ABOUT THIS TASK: Report only the number of lines that contain the string "color" in the records below.

EXTRACTED DATA:
══════════

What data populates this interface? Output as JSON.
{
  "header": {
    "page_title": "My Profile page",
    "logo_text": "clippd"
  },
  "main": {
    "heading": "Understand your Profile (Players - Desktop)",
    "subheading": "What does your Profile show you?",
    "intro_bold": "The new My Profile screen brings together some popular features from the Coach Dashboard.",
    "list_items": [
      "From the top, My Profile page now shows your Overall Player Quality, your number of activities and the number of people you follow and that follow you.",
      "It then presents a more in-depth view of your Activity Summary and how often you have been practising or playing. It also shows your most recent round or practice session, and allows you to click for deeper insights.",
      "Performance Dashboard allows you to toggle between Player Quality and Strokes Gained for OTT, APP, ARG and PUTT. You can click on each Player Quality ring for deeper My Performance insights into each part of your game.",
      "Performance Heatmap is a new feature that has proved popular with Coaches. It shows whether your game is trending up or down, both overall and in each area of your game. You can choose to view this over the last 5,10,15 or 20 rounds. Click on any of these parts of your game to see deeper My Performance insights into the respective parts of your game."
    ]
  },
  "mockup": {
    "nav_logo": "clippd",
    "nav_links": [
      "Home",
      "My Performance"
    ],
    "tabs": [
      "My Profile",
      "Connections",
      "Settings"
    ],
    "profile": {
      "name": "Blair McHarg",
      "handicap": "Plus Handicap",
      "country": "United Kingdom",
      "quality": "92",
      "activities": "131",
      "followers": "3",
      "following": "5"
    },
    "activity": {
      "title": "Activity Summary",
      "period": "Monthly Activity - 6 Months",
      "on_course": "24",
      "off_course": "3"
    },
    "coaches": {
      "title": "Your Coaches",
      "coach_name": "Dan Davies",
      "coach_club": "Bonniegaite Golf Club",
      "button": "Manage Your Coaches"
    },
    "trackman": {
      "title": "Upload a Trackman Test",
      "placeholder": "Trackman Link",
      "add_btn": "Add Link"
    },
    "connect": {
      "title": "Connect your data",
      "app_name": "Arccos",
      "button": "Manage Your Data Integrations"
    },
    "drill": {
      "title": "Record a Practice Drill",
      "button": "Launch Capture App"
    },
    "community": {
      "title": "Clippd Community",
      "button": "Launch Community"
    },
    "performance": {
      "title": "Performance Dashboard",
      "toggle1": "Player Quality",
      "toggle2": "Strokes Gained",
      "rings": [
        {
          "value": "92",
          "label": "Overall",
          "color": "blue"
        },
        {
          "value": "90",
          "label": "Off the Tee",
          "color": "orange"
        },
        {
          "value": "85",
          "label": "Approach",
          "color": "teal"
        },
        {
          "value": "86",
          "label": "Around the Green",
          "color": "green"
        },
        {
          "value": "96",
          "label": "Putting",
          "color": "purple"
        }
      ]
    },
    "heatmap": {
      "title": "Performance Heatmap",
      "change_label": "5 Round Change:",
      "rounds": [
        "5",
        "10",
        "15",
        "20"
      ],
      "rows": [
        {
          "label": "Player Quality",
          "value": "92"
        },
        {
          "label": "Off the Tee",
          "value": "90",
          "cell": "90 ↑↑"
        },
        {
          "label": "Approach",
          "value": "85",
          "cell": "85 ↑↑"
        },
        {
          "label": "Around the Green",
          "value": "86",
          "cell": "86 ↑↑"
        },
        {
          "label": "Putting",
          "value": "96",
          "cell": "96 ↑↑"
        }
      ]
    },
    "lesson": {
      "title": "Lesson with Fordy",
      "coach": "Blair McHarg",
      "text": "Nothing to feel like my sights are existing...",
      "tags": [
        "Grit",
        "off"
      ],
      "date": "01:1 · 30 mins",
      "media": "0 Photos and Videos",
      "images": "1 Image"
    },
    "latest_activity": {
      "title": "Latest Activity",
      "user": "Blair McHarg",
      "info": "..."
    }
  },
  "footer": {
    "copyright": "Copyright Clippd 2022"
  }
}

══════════

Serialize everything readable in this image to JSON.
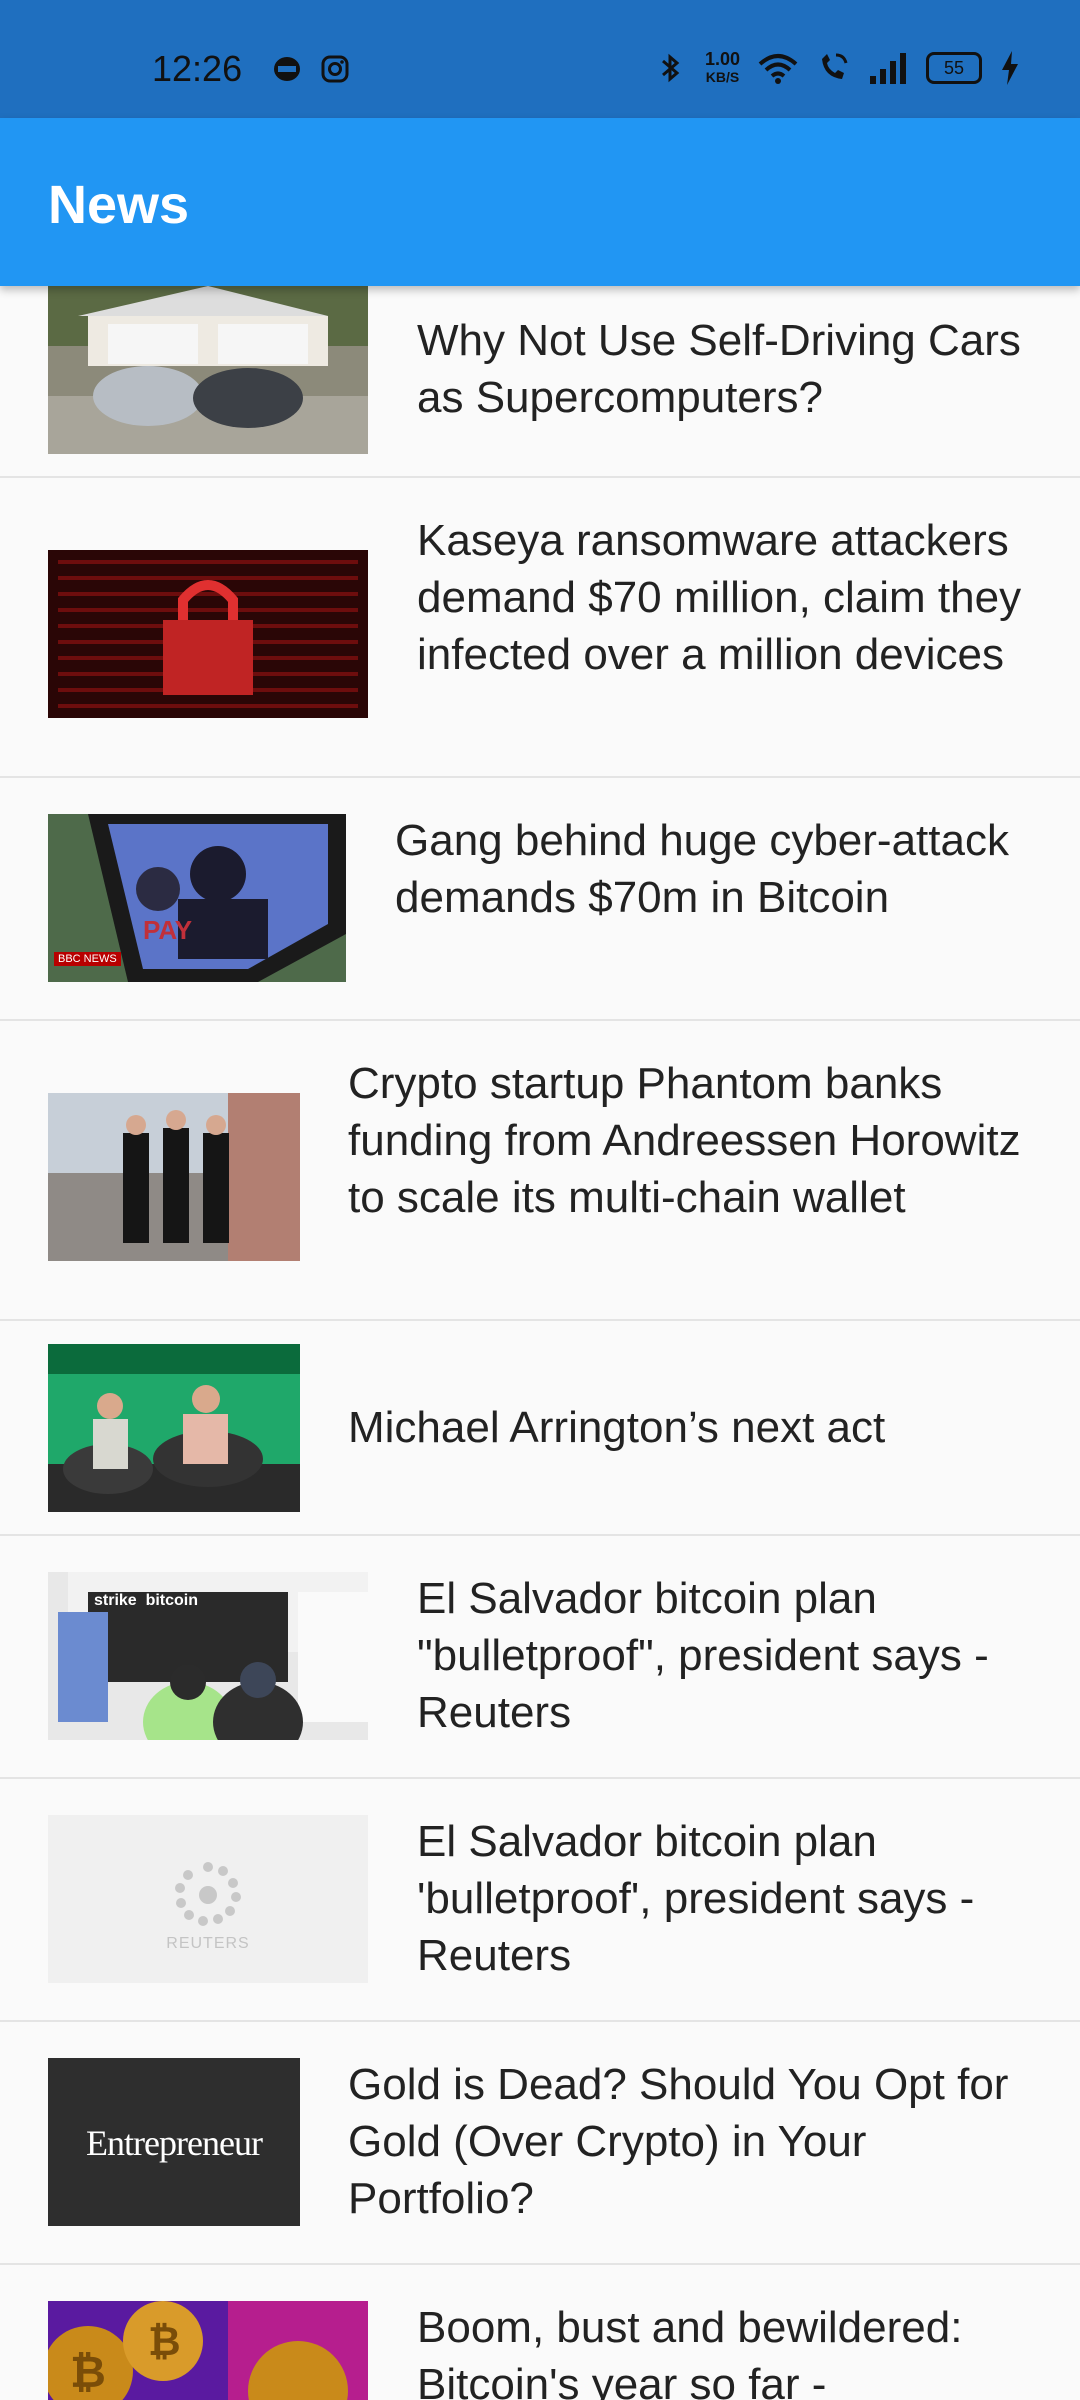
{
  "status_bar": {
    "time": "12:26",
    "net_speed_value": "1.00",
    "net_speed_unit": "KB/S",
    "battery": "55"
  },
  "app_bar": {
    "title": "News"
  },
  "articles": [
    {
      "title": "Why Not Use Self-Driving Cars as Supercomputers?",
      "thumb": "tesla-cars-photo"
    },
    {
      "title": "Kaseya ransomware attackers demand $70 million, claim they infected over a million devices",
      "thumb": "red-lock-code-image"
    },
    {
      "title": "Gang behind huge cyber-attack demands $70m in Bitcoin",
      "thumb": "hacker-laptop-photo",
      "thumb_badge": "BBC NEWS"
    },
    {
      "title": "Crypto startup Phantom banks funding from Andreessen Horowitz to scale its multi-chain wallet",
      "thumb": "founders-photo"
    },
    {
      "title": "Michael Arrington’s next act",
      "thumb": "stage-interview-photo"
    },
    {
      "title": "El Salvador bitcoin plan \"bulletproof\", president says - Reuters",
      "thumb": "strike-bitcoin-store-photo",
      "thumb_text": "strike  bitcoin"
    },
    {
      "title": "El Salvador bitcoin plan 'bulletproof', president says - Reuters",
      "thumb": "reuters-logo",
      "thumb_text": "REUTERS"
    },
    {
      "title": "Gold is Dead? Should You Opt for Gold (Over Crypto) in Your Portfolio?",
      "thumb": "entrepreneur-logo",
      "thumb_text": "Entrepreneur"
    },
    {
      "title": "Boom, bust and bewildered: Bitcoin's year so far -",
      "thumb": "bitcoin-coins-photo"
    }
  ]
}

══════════

ANSWER BELOW: 5